When I was growing up, I would watch Brady Bunch reruns on a TV that my mother covered with a Navajo rug when it was not in use. French lace hung from the windows and botanical paintings from the walls. In between scenes of Gilligan’s Island and The Six Million Dollar Man, the commercials kept me in touch with an America that bought Stretch Armstrongs and Baby Alives from Toys ‘R Us, and Ford tough trucks and Dodge Rams with 0% down. Where dads grilled and slapped each other on the back, and girls made cookies in Hasbro Easy Bake Ovens.
I never really knew if ads imitated life or life imitated ads. I was both attracted to the sharp-focus slickness, and wary of it, as if it were a supermarket cake that tasted better than it made you feel.
Last night we passed around yucca fries and ginger beer with lime in front of Super Bowl 55, where helmets were engraved with ‘End Racism’ and seats were filled with cardboard cut-outs of people who paid $100 to not be there. And in between the tackles and interceptions, we got a taste of what America is doing, or what corporate America wants us to do, this year, 2021, a year that once rang futuristic, now the second year of the pandemic:
- Keep ordering grub from neighborhood restaurants via DoorDash and Uber Eats because, as Stephen Colbert said in a public service announcement for small businesses, “when all this is over, we want them to still be there.”
- Get Amazon’s new sexy robot Alexa, because it’s like having a hot cyborg be your servant.
- Because social distancing is still necessary, keep ‘the backyard thing going’ with Scott Miracle-Gro (and John Travolta).
- Subscribe to new streaming empires like Paramount+ where you can bypass terrestrial television and order up whatever you want through the Internet, including Beavis and Butthead, The Jersey Shore, and Star Trek.
- Eat a lot of the new puffy Doritos.
- Win a chance to ride on a spaceship in the first all-civilian mission on SpaceX’s Falcon rocket, brought to you by a tech billionaire who bought extra seats.
- Pay people anywhere in the world to do digital jobs on Fiverr.com, the 5 & Dime marketplace for virtual freelance gigs.
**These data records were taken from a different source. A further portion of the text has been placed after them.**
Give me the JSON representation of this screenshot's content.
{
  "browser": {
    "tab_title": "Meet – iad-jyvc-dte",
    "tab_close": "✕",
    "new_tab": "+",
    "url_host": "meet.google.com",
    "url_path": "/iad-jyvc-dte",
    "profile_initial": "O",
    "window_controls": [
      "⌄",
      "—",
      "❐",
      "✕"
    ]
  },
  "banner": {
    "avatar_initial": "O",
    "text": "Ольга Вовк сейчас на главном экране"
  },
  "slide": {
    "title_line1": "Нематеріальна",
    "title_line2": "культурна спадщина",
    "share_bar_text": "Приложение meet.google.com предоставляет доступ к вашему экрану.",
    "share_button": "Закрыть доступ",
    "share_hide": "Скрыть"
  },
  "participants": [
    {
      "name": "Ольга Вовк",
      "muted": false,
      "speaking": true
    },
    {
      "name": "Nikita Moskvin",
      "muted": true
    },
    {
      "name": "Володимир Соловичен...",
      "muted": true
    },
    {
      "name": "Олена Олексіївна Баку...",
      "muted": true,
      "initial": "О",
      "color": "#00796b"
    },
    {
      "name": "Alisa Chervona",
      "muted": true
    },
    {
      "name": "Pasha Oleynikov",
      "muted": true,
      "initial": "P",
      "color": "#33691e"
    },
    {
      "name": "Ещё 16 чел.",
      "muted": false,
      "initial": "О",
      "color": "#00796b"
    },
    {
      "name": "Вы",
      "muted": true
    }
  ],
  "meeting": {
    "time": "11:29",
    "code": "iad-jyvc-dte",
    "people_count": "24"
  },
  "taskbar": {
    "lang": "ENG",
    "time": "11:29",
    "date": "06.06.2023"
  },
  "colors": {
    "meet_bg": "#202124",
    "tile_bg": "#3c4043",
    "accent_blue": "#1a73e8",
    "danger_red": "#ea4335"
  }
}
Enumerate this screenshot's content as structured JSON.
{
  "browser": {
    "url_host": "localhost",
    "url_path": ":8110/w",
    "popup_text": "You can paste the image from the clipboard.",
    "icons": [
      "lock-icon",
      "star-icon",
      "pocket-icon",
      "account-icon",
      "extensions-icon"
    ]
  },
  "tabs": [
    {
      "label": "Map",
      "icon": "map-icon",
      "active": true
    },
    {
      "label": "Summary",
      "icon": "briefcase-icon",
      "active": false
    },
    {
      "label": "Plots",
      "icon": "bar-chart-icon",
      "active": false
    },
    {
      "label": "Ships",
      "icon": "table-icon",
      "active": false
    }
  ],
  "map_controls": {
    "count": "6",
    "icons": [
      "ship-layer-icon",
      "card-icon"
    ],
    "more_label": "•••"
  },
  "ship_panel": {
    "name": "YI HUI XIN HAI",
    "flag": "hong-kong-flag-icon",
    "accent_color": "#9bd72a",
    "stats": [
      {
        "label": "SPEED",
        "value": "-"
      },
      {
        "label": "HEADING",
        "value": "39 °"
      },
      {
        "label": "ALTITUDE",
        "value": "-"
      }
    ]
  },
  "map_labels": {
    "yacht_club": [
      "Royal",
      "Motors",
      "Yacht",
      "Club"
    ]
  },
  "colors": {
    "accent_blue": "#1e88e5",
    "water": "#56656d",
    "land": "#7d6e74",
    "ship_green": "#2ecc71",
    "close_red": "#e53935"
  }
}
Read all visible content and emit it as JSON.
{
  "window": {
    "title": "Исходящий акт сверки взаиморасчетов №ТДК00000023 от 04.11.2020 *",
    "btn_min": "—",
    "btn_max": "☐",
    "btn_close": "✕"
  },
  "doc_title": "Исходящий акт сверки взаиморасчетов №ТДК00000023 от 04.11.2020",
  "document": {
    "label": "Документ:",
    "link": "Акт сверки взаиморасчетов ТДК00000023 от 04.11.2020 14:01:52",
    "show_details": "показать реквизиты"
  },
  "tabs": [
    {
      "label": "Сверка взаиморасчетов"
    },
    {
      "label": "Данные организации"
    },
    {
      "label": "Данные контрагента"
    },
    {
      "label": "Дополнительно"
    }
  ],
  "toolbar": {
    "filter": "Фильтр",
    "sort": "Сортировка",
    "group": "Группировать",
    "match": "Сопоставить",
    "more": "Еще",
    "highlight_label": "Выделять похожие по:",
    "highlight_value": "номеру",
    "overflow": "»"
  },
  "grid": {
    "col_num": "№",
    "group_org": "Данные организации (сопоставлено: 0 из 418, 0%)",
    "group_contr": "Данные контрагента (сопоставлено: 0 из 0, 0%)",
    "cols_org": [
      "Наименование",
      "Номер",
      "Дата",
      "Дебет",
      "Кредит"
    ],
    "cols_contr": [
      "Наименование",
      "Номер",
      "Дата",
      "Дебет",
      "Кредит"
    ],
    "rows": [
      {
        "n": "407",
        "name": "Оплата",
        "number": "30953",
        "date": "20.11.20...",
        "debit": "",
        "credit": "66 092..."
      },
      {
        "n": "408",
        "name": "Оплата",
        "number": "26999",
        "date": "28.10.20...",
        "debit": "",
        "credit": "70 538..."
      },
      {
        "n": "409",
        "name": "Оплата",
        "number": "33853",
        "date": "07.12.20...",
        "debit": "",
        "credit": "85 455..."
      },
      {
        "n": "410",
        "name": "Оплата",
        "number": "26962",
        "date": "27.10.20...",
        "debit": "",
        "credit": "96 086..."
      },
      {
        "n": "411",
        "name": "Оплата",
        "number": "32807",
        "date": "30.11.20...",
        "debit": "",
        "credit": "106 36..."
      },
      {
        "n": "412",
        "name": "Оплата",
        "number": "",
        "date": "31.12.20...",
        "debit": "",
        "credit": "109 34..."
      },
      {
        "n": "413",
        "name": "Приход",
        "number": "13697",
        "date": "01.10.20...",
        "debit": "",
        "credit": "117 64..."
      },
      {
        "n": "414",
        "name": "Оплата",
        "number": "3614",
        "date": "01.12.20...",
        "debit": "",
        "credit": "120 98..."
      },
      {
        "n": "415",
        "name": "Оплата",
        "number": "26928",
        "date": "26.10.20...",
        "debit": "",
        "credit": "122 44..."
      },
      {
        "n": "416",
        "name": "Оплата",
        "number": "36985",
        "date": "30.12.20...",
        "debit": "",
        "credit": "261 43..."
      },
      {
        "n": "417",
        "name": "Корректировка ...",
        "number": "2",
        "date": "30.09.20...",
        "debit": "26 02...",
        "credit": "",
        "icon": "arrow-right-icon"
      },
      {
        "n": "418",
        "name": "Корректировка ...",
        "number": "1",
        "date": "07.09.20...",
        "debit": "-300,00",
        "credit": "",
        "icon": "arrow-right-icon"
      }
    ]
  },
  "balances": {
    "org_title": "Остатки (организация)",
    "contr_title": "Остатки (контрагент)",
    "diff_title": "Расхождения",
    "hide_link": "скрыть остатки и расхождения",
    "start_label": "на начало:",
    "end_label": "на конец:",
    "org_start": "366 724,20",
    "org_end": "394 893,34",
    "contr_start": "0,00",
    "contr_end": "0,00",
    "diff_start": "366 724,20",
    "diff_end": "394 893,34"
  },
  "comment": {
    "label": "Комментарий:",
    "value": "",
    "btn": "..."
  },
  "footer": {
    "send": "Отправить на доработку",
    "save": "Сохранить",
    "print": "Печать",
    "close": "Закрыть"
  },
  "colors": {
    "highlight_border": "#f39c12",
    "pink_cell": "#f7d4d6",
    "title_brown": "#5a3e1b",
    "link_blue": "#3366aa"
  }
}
- Get out and trample trails and catch fish with Bass Pro Shops and Cabela’s because when everyone is feeling cooped up, “we need nature more than ever.”
- Invest in the American Dream with smartphone apps like Rocket Mortgage and Robinhood, because anyone should be able to buy and sell stocks, not just the rich.
The multi-million dollar, celebrity-studded commercials were sprinkled with ‘80s and ‘90s nostalgia, including cameos by Pacman, the guys from Wayne’s World, and Sylvester Stallone. Each was styled like a video game or a movie made with a hand-held camera or a heart-tugging documentary featuring everyday people. Each like a cut in a multi-faceted diamond showing all the different-colored faces, all the power and glitz, celebrating and mocking our diversity, our troubled land, our beautiful powerful broken country.
I’m still not sure whether the blitz of video clips that studded the Super Bowl is a set of mirrors or a collection of mesmerizing pictures. But if you held it all in your hands, you would see an America soaring to the stars in technology, but dreaming of the past. Pandering to its celebrities, yet wanting to elevate the common man. Ashamed of its past, and trying to airbrush equality. Giving the people control of the levers, but keeping the gold in the same old places.